Probably written in the early 1590s, this play really lived up to its name – even just reading it, I laughed. First of all, the premise is just preposterous, but like all stories, if you can suspend your dis-belief, its very entertaining, and confusing, but entertaining, but so confusing. First of all because two of the main characters are named Antipholous, and two others are named Dromio. Secondly, they both wear the exact same costumes as their twin. This must have been the birth of slapstick comedy, because even before seeing the production, I could imagine the physicality and word emphasis used to get laughs, along with with fart jokes, mistaken identity, and the staging that makes that all possible. I learned from the associated reading that some of it is surprisingly highbrow, like its central theme about marriage vs friendship, and the biblical teachings about marriage making the couple one self, one body, one heart.
So there are two sets of identical twins separated at birth, one set born to the successful merchant Egeon and his wife Amelia, the other set to a poor couple who agree to sell their sons to Egeon. The parents and both sets of twins all set sail for Syracuse, but are separated (one of each set together with the mother, and one of each set together with their father) by (again Will?) a shipwreck. 33 years pass.
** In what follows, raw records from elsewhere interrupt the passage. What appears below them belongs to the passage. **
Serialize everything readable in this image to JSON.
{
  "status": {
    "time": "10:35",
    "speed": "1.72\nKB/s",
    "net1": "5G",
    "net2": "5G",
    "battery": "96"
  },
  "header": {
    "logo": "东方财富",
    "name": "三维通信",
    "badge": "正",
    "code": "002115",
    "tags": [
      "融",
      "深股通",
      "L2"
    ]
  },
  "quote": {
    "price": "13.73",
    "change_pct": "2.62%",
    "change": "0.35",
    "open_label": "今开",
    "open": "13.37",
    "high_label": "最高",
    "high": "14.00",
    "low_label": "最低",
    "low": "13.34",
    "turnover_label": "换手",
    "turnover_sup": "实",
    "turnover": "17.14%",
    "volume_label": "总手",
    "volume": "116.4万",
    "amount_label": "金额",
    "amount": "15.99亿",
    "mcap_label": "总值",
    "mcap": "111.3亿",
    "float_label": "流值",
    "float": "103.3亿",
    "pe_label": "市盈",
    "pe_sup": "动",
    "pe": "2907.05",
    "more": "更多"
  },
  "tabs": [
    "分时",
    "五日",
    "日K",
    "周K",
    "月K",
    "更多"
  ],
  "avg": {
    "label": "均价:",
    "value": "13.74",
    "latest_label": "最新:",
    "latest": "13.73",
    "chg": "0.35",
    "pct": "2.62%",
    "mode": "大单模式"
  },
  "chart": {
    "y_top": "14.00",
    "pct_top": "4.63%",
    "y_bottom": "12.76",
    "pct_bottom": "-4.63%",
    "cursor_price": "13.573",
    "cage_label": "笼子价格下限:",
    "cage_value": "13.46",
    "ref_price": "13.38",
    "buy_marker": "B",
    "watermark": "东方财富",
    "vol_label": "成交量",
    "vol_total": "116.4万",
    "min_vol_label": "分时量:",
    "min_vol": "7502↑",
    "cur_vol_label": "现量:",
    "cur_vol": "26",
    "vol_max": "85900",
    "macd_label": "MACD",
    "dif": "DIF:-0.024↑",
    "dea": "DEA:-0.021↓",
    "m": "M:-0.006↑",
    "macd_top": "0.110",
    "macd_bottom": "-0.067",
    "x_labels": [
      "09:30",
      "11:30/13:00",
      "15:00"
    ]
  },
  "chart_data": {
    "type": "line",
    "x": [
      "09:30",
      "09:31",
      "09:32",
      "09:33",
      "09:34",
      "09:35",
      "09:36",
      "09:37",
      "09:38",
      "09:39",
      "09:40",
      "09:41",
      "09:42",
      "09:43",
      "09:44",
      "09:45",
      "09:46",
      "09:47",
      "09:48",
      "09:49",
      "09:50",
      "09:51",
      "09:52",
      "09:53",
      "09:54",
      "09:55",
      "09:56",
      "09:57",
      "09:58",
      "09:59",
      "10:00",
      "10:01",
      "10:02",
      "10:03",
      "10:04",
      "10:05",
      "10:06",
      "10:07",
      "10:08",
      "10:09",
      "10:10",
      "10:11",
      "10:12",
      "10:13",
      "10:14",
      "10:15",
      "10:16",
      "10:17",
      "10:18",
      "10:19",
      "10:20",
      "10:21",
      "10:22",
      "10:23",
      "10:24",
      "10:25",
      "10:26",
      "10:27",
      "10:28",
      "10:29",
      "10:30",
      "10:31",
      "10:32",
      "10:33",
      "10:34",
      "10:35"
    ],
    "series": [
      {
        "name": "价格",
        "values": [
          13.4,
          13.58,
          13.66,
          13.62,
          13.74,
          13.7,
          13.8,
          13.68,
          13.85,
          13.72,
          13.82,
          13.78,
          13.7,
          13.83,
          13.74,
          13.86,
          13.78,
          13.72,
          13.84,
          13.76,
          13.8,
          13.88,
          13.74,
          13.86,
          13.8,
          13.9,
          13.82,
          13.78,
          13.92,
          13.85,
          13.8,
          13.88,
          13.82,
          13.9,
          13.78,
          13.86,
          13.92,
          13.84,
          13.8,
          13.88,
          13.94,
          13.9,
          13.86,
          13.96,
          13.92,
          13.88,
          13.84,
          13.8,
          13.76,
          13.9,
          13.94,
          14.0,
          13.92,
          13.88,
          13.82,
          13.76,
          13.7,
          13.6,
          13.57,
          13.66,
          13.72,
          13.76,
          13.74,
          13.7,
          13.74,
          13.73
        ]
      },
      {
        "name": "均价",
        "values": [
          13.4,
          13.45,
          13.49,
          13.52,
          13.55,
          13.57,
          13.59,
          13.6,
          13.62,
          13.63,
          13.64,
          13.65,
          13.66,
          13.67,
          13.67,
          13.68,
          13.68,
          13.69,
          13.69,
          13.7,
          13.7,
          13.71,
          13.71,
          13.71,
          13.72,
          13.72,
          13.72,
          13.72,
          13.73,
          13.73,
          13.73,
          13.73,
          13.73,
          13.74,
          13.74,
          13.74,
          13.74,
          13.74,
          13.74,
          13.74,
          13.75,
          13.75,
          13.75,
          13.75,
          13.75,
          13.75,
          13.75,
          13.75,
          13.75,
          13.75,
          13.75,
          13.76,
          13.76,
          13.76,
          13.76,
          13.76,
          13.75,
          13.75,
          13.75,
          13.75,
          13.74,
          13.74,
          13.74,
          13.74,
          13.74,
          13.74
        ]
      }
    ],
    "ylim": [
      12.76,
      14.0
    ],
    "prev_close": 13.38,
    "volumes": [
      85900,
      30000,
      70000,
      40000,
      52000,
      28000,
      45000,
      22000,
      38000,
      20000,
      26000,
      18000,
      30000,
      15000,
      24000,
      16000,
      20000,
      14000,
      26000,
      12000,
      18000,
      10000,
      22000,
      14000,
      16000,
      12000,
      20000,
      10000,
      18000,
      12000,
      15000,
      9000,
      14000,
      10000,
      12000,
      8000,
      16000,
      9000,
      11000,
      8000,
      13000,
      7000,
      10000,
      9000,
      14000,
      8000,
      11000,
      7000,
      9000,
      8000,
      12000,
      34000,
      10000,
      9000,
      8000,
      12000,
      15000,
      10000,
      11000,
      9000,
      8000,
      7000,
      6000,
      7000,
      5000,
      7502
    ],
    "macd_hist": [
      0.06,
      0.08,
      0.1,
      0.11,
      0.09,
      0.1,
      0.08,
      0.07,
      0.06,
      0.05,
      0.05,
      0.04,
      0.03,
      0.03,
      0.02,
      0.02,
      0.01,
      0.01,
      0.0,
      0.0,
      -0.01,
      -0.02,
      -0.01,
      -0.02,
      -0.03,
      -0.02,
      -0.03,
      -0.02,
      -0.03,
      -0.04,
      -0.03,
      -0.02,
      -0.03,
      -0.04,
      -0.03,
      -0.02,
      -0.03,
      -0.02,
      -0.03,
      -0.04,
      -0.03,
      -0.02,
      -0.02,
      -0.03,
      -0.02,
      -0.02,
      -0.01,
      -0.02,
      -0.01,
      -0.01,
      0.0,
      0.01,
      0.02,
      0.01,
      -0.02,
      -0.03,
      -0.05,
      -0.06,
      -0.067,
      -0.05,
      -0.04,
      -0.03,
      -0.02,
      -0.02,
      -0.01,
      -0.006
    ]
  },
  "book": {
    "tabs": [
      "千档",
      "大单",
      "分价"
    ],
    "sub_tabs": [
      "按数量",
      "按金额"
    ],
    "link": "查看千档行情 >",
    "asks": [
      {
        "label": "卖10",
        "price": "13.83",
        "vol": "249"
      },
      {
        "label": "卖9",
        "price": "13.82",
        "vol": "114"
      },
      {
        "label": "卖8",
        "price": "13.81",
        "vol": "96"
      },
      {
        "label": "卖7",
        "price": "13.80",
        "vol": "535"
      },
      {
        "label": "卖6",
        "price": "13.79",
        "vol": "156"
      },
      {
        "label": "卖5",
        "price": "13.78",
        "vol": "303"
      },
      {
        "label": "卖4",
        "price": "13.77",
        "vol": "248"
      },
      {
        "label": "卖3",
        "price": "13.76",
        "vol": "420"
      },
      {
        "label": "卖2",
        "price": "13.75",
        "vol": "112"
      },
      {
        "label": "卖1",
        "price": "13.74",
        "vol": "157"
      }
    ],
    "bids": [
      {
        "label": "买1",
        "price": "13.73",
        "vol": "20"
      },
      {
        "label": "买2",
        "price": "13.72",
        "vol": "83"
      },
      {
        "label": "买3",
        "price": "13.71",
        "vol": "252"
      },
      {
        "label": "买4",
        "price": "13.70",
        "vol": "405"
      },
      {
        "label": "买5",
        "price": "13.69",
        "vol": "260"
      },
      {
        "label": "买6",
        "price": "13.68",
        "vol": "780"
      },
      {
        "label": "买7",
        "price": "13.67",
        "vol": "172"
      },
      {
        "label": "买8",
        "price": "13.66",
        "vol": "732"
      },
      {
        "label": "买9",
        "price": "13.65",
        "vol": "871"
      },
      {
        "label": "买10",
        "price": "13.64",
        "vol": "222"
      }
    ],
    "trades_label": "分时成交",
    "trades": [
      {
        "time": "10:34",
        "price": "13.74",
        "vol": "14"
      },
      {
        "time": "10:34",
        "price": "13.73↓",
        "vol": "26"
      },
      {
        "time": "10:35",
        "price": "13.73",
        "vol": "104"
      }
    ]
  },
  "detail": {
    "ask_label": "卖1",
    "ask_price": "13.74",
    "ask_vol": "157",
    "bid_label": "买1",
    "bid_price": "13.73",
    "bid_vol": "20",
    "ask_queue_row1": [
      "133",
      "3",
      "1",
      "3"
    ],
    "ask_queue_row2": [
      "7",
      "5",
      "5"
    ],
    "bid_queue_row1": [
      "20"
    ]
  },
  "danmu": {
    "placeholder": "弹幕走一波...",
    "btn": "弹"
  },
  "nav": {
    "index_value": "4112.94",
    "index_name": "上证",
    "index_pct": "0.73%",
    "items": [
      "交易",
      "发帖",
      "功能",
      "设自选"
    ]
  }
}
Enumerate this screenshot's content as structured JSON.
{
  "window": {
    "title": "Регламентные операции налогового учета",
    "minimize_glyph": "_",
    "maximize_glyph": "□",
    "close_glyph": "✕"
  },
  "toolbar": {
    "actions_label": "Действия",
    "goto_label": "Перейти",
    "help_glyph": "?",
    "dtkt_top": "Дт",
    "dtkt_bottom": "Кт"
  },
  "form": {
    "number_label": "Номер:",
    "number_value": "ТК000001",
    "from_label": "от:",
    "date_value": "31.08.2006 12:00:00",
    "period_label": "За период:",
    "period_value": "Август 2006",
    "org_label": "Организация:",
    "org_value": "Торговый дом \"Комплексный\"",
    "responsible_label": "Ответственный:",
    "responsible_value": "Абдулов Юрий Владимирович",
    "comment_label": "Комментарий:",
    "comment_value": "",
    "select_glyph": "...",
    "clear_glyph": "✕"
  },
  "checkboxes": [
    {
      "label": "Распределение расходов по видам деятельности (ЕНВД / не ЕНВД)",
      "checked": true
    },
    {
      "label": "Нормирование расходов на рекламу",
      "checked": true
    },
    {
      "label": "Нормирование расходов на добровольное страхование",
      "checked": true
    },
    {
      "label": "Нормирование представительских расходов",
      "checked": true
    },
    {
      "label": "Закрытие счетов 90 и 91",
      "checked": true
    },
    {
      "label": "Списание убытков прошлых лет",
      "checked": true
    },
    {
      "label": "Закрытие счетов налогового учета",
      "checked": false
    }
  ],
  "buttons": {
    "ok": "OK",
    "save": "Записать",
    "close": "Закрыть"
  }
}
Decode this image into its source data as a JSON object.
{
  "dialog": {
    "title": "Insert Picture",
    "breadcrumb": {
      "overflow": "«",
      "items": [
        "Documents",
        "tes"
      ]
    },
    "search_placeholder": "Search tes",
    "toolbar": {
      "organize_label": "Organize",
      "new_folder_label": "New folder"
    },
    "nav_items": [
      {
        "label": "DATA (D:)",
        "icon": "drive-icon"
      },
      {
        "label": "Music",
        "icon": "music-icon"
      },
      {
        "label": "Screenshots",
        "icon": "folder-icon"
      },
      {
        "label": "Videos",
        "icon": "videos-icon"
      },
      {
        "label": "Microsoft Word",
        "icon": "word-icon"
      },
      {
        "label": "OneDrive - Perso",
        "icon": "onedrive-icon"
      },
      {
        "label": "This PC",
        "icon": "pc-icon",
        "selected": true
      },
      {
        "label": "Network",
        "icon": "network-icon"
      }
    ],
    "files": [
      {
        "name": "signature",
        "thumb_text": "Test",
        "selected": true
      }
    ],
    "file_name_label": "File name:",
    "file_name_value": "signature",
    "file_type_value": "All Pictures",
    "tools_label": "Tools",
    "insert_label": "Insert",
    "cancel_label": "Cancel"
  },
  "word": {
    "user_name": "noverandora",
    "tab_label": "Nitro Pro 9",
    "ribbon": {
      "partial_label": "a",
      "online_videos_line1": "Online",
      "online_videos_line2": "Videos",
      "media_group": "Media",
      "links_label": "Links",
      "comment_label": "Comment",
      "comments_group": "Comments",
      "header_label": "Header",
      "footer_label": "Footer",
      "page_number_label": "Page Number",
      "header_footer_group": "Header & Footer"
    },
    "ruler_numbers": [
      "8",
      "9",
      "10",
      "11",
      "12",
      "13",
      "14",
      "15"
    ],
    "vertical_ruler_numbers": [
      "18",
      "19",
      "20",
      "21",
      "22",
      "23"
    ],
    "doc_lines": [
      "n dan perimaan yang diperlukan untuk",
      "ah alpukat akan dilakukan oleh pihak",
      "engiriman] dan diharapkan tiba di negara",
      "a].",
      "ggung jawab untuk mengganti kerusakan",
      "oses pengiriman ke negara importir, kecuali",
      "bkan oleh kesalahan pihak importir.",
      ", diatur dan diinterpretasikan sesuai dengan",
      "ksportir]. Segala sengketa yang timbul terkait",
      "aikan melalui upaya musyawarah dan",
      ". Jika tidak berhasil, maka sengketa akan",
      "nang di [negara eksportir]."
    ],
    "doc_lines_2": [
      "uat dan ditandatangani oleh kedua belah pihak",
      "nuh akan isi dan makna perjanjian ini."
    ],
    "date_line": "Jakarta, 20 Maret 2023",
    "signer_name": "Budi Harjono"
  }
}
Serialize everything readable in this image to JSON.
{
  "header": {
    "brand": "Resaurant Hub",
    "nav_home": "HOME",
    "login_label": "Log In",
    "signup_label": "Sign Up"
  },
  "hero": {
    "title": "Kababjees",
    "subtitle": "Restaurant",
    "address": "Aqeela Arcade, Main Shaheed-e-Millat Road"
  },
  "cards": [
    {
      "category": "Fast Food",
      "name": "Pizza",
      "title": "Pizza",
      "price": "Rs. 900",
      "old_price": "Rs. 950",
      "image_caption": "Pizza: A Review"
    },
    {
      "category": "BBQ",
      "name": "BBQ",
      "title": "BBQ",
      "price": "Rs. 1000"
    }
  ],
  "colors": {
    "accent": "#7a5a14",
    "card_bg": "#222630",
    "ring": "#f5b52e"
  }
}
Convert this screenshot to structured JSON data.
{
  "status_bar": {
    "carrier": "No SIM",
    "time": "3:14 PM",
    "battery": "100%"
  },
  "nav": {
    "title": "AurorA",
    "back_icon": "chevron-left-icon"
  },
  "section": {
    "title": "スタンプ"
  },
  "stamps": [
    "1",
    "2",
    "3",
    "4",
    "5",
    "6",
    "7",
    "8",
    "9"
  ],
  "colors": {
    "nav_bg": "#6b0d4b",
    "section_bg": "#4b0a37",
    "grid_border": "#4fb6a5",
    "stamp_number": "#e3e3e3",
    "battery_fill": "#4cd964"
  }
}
The twin, Antipholus of Ephasus, and his servant the twin Dromio of Ephasus, who were with their mother are well known in the city and are both happily married, the mother, for some reason has become a nun.
Meanwhile the twins that were with their father, Antipholous of Syracuse, and Dromio of Syracuse have grown up on the Island of Syracuse, only just in the past few months started to search for their other halves. The play begins when the father, Egeon, in search of his missing sons, has landed in Ephasus where Syracusians are executed. He is arrested and sentenced to death. He tells this tale of woe about his two sons and their servants, so the Duke agrees to let him have the day to try and find someone to lend him the bail money.
Meanwhile again, Antipholous and Dromio of Syracuse also land in Ephasus, where the townspeople, and their estranged twins mistake them for Antipholous and Dromio of Ephasus. Clear as mud? I thought so.
Once I learned that the Greek translation for Dromio means to run, (or something similar) it was funny to listen to the characters allude to that. In one instance Dromio enters panting and Luciana asks, “Dromio, why do you lose your breath?” He answers “from running fast.” Its funny on its own, but coupled with the fact that he’s saying “duh woman, my name is Dromio, its what I do” makes it funnier. In another instance, Dromio also enters running, and Antipholus asks why he runs. While it’s for another reason entirely, Dromio gives pretty much the same answer: “Do you know me sir? Am I Dromio? Am I your man? Am I myself?” Sort of a take on today’s sassy comeback of ‘um, have you met me?’
Read, or watch this great play, or better yet – read, AND watch.